I still haven’t got to the bottom of why Costa Ricans, better know as Ticos, like to adorn their beautiful homes with barbed wire. I guess the five bullet holes in the bedroom window where I sleep provide a clue.
Yet, I’m living on the good side of the tracks in San Pedro, just a 15-minute mas o menos bus ride from the bright lights of San Jose, the capital. The host family I’m staying with are well to-do and appreciate some of the finer things in life such as expensive groceries, white goods and furnishings. Similar to Australia really except they are locked up inside their home, fenced in by security grills and watched over by a neighbourhood security guard as a daily reminder that something more sinister possibly lurks outside.
Since arriving I’m yet to witness any danger, except when walking around the streets.

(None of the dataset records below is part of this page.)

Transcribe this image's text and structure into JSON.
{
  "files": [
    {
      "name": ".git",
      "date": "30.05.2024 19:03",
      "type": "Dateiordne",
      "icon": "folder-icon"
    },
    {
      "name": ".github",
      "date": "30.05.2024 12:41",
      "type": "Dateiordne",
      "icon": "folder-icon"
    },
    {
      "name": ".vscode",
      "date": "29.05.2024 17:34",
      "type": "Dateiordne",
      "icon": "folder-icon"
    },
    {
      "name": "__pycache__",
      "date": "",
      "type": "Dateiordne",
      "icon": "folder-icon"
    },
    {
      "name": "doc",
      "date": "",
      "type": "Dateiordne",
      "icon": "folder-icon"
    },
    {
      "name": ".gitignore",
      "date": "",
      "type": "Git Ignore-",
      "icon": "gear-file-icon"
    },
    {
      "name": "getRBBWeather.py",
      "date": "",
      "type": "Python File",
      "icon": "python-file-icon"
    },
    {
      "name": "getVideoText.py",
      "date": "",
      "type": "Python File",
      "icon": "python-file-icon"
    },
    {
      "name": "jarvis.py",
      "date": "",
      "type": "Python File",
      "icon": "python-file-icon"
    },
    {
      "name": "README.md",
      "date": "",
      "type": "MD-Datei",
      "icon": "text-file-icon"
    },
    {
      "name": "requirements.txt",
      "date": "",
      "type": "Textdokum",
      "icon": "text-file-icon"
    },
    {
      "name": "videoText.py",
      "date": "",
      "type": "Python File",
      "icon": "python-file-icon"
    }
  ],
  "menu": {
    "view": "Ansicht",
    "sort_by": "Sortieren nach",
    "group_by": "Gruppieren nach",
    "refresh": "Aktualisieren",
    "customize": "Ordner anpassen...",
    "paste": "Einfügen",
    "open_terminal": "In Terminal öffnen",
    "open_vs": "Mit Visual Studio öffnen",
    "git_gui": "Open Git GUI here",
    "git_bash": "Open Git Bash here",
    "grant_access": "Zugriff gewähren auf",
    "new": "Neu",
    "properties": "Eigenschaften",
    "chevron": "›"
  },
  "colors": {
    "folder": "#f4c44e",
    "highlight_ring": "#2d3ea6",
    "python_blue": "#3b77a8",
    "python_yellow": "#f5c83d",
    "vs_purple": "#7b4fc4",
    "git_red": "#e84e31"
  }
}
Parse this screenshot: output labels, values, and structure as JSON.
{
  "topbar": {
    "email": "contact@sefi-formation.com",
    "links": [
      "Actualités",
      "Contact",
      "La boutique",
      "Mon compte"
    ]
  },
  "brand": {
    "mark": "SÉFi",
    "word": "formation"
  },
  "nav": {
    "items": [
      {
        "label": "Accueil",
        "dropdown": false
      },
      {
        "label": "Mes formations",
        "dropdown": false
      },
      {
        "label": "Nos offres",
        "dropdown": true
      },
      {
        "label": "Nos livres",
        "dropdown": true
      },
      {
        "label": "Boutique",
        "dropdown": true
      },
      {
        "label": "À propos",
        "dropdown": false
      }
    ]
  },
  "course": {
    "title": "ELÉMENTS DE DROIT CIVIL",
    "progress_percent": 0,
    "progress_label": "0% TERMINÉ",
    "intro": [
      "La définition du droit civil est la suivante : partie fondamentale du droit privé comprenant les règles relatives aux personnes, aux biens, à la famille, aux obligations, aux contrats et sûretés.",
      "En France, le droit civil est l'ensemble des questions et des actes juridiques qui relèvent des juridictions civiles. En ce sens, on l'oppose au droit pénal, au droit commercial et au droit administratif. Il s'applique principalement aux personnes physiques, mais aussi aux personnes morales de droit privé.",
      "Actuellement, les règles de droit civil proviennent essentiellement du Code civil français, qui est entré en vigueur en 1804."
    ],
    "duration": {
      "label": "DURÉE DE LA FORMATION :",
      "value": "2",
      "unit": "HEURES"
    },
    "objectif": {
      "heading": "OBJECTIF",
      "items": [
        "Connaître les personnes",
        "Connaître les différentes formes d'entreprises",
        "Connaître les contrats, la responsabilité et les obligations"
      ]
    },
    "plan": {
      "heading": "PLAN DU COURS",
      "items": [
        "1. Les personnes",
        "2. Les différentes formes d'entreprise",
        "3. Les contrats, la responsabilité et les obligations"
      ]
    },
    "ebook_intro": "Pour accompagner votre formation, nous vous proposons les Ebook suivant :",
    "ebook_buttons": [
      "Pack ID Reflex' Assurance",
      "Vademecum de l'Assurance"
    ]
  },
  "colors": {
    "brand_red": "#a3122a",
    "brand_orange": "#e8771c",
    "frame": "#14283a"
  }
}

There are few intact footpaths; the pavement looks like it has had a sledge hammer taken to it. Thinking back to the earthquake here in September last year, I innocently asked my host what was up with the poor maintenance of sidewalks. To my astonishment she replied that the local government, or municipality as it is called, fix them only once, then maintenance falls to the home owners!

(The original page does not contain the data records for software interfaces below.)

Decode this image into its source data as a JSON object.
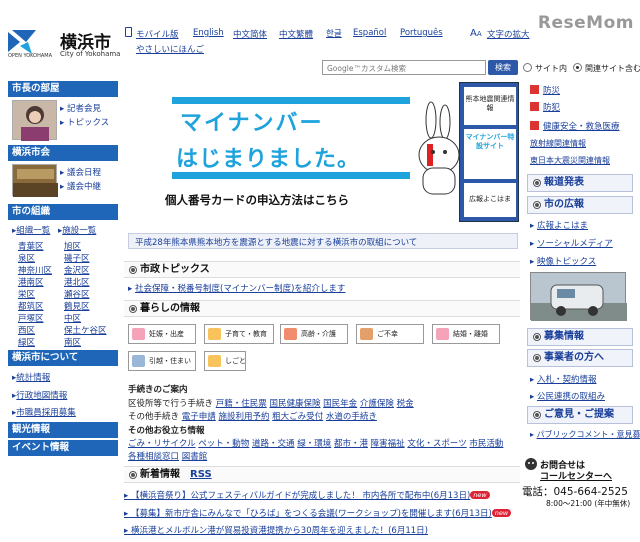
{
  "header": {
    "city_name": "横浜市",
    "city_name_en": "City of Yokohama",
    "open_label": "OPEN YOKOHAMA",
    "languages": {
      "mobile": "モバイル版",
      "english": "English",
      "zh_simplified": "中文简体",
      "zh_traditional": "中文繁體",
      "korean": "한글",
      "spanish": "Español",
      "portuguese": "Português",
      "easy_japanese": "やさしいにほんご"
    },
    "font_size_label": "文字の拡大",
    "resemom": "ReseMom",
    "search": {
      "placeholder": "Google™カスタム検索",
      "button": "検索",
      "option_site": "サイト内",
      "option_related": "関連サイト含む"
    }
  },
  "left_nav": {
    "mayor": {
      "title": "市長の部屋",
      "links": [
        "記者会見",
        "トピックス"
      ]
    },
    "council": {
      "title": "横浜市会",
      "links": [
        "議会日程",
        "議会中継"
      ]
    },
    "org": {
      "title": "市の組織",
      "links": [
        "組織一覧",
        "施設一覧"
      ],
      "wards": [
        "青葉区",
        "旭区",
        "泉区",
        "磯子区",
        "神奈川区",
        "金沢区",
        "港南区",
        "港北区",
        "栄区",
        "瀬谷区",
        "都筑区",
        "鶴見区",
        "戸塚区",
        "中区",
        "西区",
        "保土ケ谷区",
        "緑区",
        "南区"
      ]
    },
    "about": {
      "title": "横浜市について",
      "links": [
        "統計情報",
        "行政地図情報",
        "市職員採用募集"
      ]
    },
    "tourism": {
      "title": "観光情報"
    },
    "events": {
      "title": "イベント情報"
    }
  },
  "banner": {
    "line1": "マイナンバー",
    "line2": "はじまりました。",
    "sub": "個人番号カードの申込方法はこちら",
    "panel_top": "熊本地震関連情報",
    "panel_mid": "マイナンバー特設サイト",
    "panel_bottom": "広報よこはま"
  },
  "notice": "平成28年熊本県熊本地方を震源とする地震に対する横浜市の取組について",
  "city_topics": {
    "title": "市政トピックス",
    "link": "社会保障・税番号制度(マイナンバー制度)を紹介します"
  },
  "living": {
    "title": "暮らしの情報",
    "categories": [
      "妊娠・出産",
      "子育て・教育",
      "高齢・介護",
      "ご不幸",
      "結婚・離婚",
      "引越・住まい",
      "しごと"
    ],
    "procedures_title": "手続きのご案内",
    "ward_label": "区役所等で行う手続き",
    "ward_links": [
      "戸籍・住民票",
      "国民健康保険",
      "国民年金",
      "介護保険",
      "税金"
    ],
    "other_label": "その他手続き",
    "other_links": [
      "電子申請",
      "施設利用予約",
      "粗大ごみ受付",
      "水道の手続き"
    ],
    "useful_title": "その他お役立ち情報",
    "useful_links_1": [
      "ごみ・リサイクル",
      "ペット・動物",
      "道路・交通",
      "緑・環境",
      "都市・港",
      "障害福祉",
      "文化・スポーツ",
      "市民活動"
    ],
    "useful_links_2": [
      "各種相談窓口",
      "図書館"
    ]
  },
  "news": {
    "title": "新着情報",
    "rss": "RSS",
    "items": [
      "【横浜音祭り】公式フェスティバルガイドが完成しました！ 市内各所で配布中(6月13日)",
      "【募集】新市庁舎にみんなで「ひろば」をつくる会議(ワークショップ)を開催します(6月13日)",
      "横浜港とメルボルン港が貿易投資港提携から30周年を迎えました！(6月11日)"
    ],
    "new_badge": "new"
  },
  "right": {
    "top_links": [
      "防災",
      "防犯",
      "健康安全・救急医療",
      "放射線関連情報",
      "東日本大震災関連情報"
    ],
    "press": "報道発表",
    "pr": "市の広報",
    "pr_links": [
      "広報よこはま",
      "ソーシャルメディア",
      "映像トピックス"
    ],
    "recruit": "募集情報",
    "business": "事業者の方へ",
    "business_links": [
      "入札・契約情報",
      "公民連携の取組み"
    ],
    "opinion": "ご意見・ご提案",
    "opinion_links": [
      "パブリックコメント・意見募集"
    ],
    "contact_title": "お問合せは",
    "contact_sub": "コールセンターへ",
    "phone": "電話：045-664-2525",
    "hours": "8:00～21:00 (年中無休)"
  },
  "colors": {
    "nav_blue": "#1f66b8",
    "banner_cyan": "#1fa3dc",
    "link": "#1a3f9a"
  }
}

So of course, it is the last thing they worry about.
With this in mind each day as I walk less than 10 minutes to the local school where I’m teaching as a volunteer I’m forced to traverse terrain, the pavement, with the attitude of cross-country runner. At times, the concrete is above my head and I have to clamber up to get to the next flat surface. And then there are those gorilla tactic holes in the ground where I’m sure some nasty type covers over to catch unsuspecting gringo shoes, or feral cats and dogs of which there are a few! It is the strangest juxtaposition: such a modern group of people living in such poor conditions. And it doesn’t seem to bother them!
Slow things down
Everything is tranquilo, muy tranquilo! Ticos like to live life in the slow lane at work and at home … that is, until they step outside!
Out in the open it’s a free for all and most gringoes come off last. Never get in a Tico’s way in the street and on the road. They’re all on a mission!
It’s the same trying to catch a bus at the weekend or in rush hour. Line up and jump in head first preferably so you can pay the driver as you’re swept to the back.
Once seated, everyone reverts to a more “gentle” way of treating fellow passengers. Apart from this minor flaw, the people themselves show little of their violent past. Yet I’m reminded often that there’s violence on the streets. Gangs, drugs and alcoholism are everywhere in Central America, so keep your head down and play it safe. Be home by dark, or get a cab. Apparently people here are very jealous if you have something they don’t. In their minds, all foreigners are well off. You only have to look left and right in downtown San Jose to witness the poverty on the streets. Good paying jobs are hard to come by, especially post GFC.
So people assign themselves to self-imposed jobs like watching out for car inspectors now that new meters have been installed. They hope if they save someone from being fined the owner will be grateful and throw them a few coins. And in the mall there’s watchers for unlicensed street vendors. A cat call goes out and they all disappear. Once the coast is clear, the municipal police have walked on by, they reappear just as quickly.
I guess that’s what you have to love about this city. It is so vibrant and colourful, so poor yet so rich in tradition. It’s really a city you wouldn’t want to miss despite the overhanging threat of violence.
Judy Wilkinson is a freelance writer, currently volunteering as an English teacher for a school in need in San Pedro, east of San Jose.